The Tomatometer rating – based on the published opinions of hundreds of film and
television critics – is a trusted measurement of movie and TV programming quality
for millions of moviegoers. It represents the percentage of professional critic reviews
that are positive for a given film or television show.
From the Critics
From RT Users Like You!
The Tomatometer is 60% or higher.
The Tomatometer is 59% or lower.
Movies and TV shows are Certified Fresh with a steady Tomatometer of 75% or
higher after a set amount of reviews (80 for wide-release movies, 40 for
limited-release movies, 20 for TV shows), including 5 reviews from Top Critics.
Percentage of users who rate a movie or TV show positively.

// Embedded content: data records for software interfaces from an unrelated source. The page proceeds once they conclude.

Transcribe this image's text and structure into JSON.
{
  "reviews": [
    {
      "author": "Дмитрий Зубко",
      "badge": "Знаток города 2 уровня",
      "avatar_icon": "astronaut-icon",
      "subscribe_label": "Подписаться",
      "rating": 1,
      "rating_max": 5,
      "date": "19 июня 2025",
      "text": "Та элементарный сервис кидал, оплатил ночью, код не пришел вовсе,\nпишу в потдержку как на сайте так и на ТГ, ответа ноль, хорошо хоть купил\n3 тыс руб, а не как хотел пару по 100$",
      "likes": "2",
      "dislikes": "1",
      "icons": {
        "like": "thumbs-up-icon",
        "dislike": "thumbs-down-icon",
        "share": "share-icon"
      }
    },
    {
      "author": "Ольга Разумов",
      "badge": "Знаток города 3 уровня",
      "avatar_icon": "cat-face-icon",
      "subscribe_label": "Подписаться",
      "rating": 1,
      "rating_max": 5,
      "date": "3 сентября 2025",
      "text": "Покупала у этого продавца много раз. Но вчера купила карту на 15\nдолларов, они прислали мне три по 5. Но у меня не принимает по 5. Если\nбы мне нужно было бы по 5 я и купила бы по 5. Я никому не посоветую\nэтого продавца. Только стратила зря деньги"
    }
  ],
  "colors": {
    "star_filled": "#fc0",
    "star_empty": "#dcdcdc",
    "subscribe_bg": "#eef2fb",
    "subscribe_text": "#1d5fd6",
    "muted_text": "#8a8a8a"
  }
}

At times resembling a modern day Twiggy, actress/fashion designer Tara Subkoff has little need to follow in the footsteps of yesteryear icons after a series of memorable film roles and a trend-setting career as the co-founder/designer of a flamboyant clothing-line brought both the film and fashion worlds to her well-adorned feet. Following her memorable screen debut as a mentally challenged mute in the 1993 thriller When the Bough Breaks, East Coast-reared Subkoff spent the remainder of the 1990s developing her onscreen career in such efforts as Freeway (1996), All Over Me (1996), and As Good As It Gets (1997) before focusing on her emerging career in fashion. Reluctant to be pigeonholed in either career, Subkoff often blurred the lines between the two with appearances in such high-fashion cinematic exploits as The Last Days of Disco (1997) and The Cell (2000). Teaming with Matt Damhave to transform Salvation Army castoffs into high-priced haute couture, "Imitation of Christ" found the fashionable duo the toast of the town with their cheekily arty creations. With such fashion-icon followers as Chloë Sevigny sporting IOC threads, it wasn't long before numerous wannabes were threading cheap imitations. Though many may find it ironic that an Otis Parsons dropout could find such success in the fashion world, Subkoff's catwalk career continued to flourish as she appeared onscreen in such efforts as controversial Kids director Larry Clark's Teenage Caveman (2001) and the dark psychological thriller Undermind (2002).